• _Assigned task_
Print the entries once more, unchanged.

• _Input for this task_
=-=-=
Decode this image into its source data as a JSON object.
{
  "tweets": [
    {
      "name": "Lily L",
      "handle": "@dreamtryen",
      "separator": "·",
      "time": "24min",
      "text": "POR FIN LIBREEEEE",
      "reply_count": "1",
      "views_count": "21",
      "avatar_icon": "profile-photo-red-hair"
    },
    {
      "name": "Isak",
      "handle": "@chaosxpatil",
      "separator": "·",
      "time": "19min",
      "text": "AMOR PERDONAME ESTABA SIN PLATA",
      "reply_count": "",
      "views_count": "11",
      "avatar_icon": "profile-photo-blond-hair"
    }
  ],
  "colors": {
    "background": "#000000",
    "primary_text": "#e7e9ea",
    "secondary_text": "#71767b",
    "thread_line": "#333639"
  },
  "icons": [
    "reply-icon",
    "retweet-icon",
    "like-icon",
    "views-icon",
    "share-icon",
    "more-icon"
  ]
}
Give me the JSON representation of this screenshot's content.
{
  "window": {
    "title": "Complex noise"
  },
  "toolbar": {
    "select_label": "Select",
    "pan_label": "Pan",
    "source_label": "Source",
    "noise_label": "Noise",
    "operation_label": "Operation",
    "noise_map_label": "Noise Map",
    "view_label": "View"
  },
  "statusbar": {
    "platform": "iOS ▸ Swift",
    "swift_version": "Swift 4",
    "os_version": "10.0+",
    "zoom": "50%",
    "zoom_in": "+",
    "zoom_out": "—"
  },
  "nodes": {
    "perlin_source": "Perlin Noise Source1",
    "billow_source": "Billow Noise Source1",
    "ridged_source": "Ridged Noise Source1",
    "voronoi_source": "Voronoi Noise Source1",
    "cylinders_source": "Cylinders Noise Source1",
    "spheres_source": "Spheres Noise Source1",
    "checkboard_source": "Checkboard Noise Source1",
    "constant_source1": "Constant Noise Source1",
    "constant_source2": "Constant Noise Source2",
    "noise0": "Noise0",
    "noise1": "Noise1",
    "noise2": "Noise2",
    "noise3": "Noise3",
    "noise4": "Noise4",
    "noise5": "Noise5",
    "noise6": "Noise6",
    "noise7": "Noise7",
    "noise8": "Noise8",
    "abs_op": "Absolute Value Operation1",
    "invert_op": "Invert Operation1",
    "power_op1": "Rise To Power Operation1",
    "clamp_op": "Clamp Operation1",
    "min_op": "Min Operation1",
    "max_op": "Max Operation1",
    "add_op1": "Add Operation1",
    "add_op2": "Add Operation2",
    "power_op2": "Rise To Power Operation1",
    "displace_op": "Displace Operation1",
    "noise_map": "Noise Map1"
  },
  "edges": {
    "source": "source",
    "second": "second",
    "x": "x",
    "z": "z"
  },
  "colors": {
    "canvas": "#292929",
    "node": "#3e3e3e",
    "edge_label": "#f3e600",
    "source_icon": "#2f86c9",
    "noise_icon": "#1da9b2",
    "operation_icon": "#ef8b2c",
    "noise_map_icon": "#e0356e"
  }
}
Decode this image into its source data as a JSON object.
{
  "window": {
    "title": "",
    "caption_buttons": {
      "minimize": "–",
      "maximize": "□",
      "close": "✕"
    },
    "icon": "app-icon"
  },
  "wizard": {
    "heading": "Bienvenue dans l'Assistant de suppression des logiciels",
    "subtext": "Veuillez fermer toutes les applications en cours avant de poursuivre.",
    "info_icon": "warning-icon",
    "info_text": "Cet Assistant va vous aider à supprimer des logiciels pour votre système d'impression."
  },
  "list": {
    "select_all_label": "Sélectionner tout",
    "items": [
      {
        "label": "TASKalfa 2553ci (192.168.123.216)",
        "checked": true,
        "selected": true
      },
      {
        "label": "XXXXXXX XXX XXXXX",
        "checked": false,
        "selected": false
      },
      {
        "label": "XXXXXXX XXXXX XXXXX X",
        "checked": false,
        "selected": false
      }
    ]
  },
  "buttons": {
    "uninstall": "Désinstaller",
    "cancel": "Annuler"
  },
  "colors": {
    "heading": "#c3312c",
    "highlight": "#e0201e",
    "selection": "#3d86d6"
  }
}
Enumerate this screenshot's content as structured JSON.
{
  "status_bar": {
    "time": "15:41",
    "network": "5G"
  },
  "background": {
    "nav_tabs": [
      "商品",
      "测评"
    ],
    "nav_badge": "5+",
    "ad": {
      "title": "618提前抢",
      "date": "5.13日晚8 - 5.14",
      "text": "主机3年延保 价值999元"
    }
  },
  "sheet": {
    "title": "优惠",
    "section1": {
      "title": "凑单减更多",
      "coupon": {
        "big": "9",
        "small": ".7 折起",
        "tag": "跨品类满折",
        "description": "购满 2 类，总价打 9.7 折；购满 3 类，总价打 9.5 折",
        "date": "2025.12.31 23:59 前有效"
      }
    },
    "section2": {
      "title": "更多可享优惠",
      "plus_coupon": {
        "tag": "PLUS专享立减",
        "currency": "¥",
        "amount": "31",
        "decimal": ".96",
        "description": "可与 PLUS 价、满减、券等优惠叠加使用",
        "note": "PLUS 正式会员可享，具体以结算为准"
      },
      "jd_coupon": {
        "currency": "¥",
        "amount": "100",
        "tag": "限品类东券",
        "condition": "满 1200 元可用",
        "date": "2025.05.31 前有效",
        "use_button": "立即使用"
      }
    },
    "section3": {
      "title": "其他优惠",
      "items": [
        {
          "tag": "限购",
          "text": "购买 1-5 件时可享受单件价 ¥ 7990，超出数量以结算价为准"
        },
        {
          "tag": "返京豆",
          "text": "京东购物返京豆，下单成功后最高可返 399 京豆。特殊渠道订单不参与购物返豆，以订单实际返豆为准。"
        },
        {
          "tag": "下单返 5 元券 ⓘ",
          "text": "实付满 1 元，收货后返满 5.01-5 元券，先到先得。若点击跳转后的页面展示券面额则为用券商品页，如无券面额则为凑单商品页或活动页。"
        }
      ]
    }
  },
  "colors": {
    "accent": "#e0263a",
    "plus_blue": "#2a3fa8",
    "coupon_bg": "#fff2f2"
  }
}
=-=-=
• _Output below_
Decode this image into its source data as a JSON object.
{
  "tweets": [
    {
      "name": "Lily L",
      "handle": "@dreamtryen",
      "separator": "·",
      "time": "24min",
      "text": "POR FIN LIBREEEEE",
      "reply_count": "1",
      "views_count": "21",
      "avatar_icon": "profile-photo-red-hair"
    },
    {
      "name": "Isak",
      "handle": "@chaosxpatil",
      "separator": "·",
      "time": "19min",
      "text": "AMOR PERDONAME ESTABA SIN PLATA",
      "reply_count": "",
      "views_count": "11",
      "avatar_icon": "profile-photo-blond-hair"
    }
  ],
  "colors": {
    "background": "#000000",
    "primary_text": "#e7e9ea",
    "secondary_text": "#71767b",
    "thread_line": "#333639"
  },
  "icons": [
    "reply-icon",
    "retweet-icon",
    "like-icon",
    "views-icon",
    "share-icon",
    "more-icon"
  ]
}
Give me the JSON representation of this screenshot's content.
{
  "window": {
    "title": "Complex noise"
  },
  "toolbar": {
    "select_label": "Select",
    "pan_label": "Pan",
    "source_label": "Source",
    "noise_label": "Noise",
    "operation_label": "Operation",
    "noise_map_label": "Noise Map",
    "view_label": "View"
  },
  "statusbar": {
    "platform": "iOS ▸ Swift",
    "swift_version": "Swift 4",
    "os_version": "10.0+",
    "zoom": "50%",
    "zoom_in": "+",
    "zoom_out": "—"
  },
  "nodes": {
    "perlin_source": "Perlin Noise Source1",
    "billow_source": "Billow Noise Source1",
    "ridged_source": "Ridged Noise Source1",
    "voronoi_source": "Voronoi Noise Source1",
    "cylinders_source": "Cylinders Noise Source1",
    "spheres_source": "Spheres Noise Source1",
    "checkboard_source": "Checkboard Noise Source1",
    "constant_source1": "Constant Noise Source1",
    "constant_source2": "Constant Noise Source2",
    "noise0": "Noise0",
    "noise1": "Noise1",
    "noise2": "Noise2",
    "noise3": "Noise3",
    "noise4": "Noise4",
    "noise5": "Noise5",
    "noise6": "Noise6",
    "noise7": "Noise7",
    "noise8": "Noise8",
    "abs_op": "Absolute Value Operation1",
    "invert_op": "Invert Operation1",
    "power_op1": "Rise To Power Operation1",
    "clamp_op": "Clamp Operation1",
    "min_op": "Min Operation1",
    "max_op": "Max Operation1",
    "add_op1": "Add Operation1",
    "add_op2": "Add Operation2",
    "power_op2": "Rise To Power Operation1",
    "displace_op": "Displace Operation1",
    "noise_map": "Noise Map1"
  },
  "edges": {
    "source": "source",
    "second": "second",
    "x": "x",
    "z": "z"
  },
  "colors": {
    "canvas": "#292929",
    "node": "#3e3e3e",
    "edge_label": "#f3e600",
    "source_icon": "#2f86c9",
    "noise_icon": "#1da9b2",
    "operation_icon": "#ef8b2c",
    "noise_map_icon": "#e0356e"
  }
}
Decode this image into its source data as a JSON object.
{
  "window": {
    "title": "",
    "caption_buttons": {
      "minimize": "–",
      "maximize": "□",
      "close": "✕"
    },
    "icon": "app-icon"
  },
  "wizard": {
    "heading": "Bienvenue dans l'Assistant de suppression des logiciels",
    "subtext": "Veuillez fermer toutes les applications en cours avant de poursuivre.",
    "info_icon": "warning-icon",
    "info_text": "Cet Assistant va vous aider à supprimer des logiciels pour votre système d'impression."
  },
  "list": {
    "select_all_label": "Sélectionner tout",
    "items": [
      {
        "label": "TASKalfa 2553ci (192.168.123.216)",
        "checked": true,
        "selected": true
      },
      {
        "label": "XXXXXXX XXX XXXXX",
        "checked": false,
        "selected": false
      },
      {
        "label": "XXXXXXX XXXXX XXXXX X",
        "checked": false,
        "selected": false
      }
    ]
  },
  "buttons": {
    "uninstall": "Désinstaller",
    "cancel": "Annuler"
  },
  "colors": {
    "heading": "#c3312c",
    "highlight": "#e0201e",
    "selection": "#3d86d6"
  }
}
Enumerate this screenshot's content as structured JSON.
{
  "status_bar": {
    "time": "15:41",
    "network": "5G"
  },
  "background": {
    "nav_tabs": [
      "商品",
      "测评"
    ],
    "nav_badge": "5+",
    "ad": {
      "title": "618提前抢",
      "date": "5.13日晚8 - 5.14",
      "text": "主机3年延保 价值999元"
    }
  },
  "sheet": {
    "title": "优惠",
    "section1": {
      "title": "凑单减更多",
      "coupon": {
        "big": "9",
        "small": ".7 折起",
        "tag": "跨品类满折",
        "description": "购满 2 类，总价打 9.7 折；购满 3 类，总价打 9.5 折",
        "date": "2025.12.31 23:59 前有效"
      }
    },
    "section2": {
      "title": "更多可享优惠",
      "plus_coupon": {
        "tag": "PLUS专享立减",
        "currency": "¥",
        "amount": "31",
        "decimal": ".96",
        "description": "可与 PLUS 价、满减、券等优惠叠加使用",
        "note": "PLUS 正式会员可享，具体以结算为准"
      },
      "jd_coupon": {
        "currency": "¥",
        "amount": "100",
        "tag": "限品类东券",
        "condition": "满 1200 元可用",
        "date": "2025.05.31 前有效",
        "use_button": "立即使用"
      }
    },
    "section3": {
      "title": "其他优惠",
      "items": [
        {
          "tag": "限购",
          "text": "购买 1-5 件时可享受单件价 ¥ 7990，超出数量以结算价为准"
        },
        {
          "tag": "返京豆",
          "text": "京东购物返京豆，下单成功后最高可返 399 京豆。特殊渠道订单不参与购物返豆，以订单实际返豆为准。"
        },
        {
          "tag": "下单返 5 元券 ⓘ",
          "text": "实付满 1 元，收货后返满 5.01-5 元券，先到先得。若点击跳转后的页面展示券面额则为用券商品页，如无券面额则为凑单商品页或活动页。"
        }
      ]
    }
  },
  "colors": {
    "accent": "#e0263a",
    "plus_blue": "#2a3fa8",
    "coupon_bg": "#fff2f2"
  }
}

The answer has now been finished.